Email of the Day

A reader writes:

"You ask: 'Isn't it amazing that the one thing that can unite Muslims, Jews and Orthodox Christians is hatred of gay people'"

No, it's not. Those religions aren't propagated by persuasion and reason, like geometry or geology. They aren't popular because they offer individuals a better way of life, like the South Beach diet or meditation.
The Abrahamic religions survive primarily by indoctrination of the next generation of children. That is why these religions don't just celebrate birth, coming of age, and marriage, but turn them into the most sacred of rites. Homosexuality is a threat to this order, because if people can decide about something so basic as what gender they prefer, they might start thinking twice about circumcision, baptism, bar mitzvah, confirmation, and before you know it, the next generation doesn't believe quite enough to follow the old pattern, and the generation after that is secular.
The religious right is quite correct to identify gays, public schools, science, secular literature, cohabitation, premarital sex, and liberal education as threats to their religion. Abrahamic religion piggy-backs on human reproduction: follow the rules, get married, have children, baptize them, teach them the rules, and take joy that they believe like you do. Everything listed above is a threat to that pattern. The Catholic Church differs from the protestant evangelicals in this regard only in that it knows it can't really expect to win against science. Once bruised, twice shy. But sanction gay sex? Or marriage?? The Catholic Church would first give up on the divinity of Christ. That is not so essential to how it survives."
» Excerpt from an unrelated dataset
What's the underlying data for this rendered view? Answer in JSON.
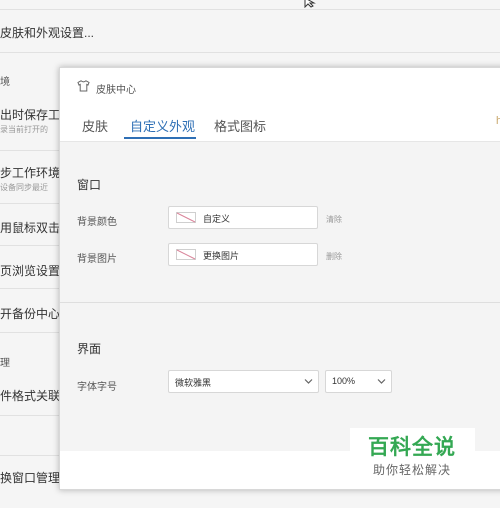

I'm sorry, but I'm not that cynical. By the way, the best thing I've read on the relationship between religion and science in a long time was published yesterday in the New York Times. It's Leon Wieseltier's superb dissection of scientism.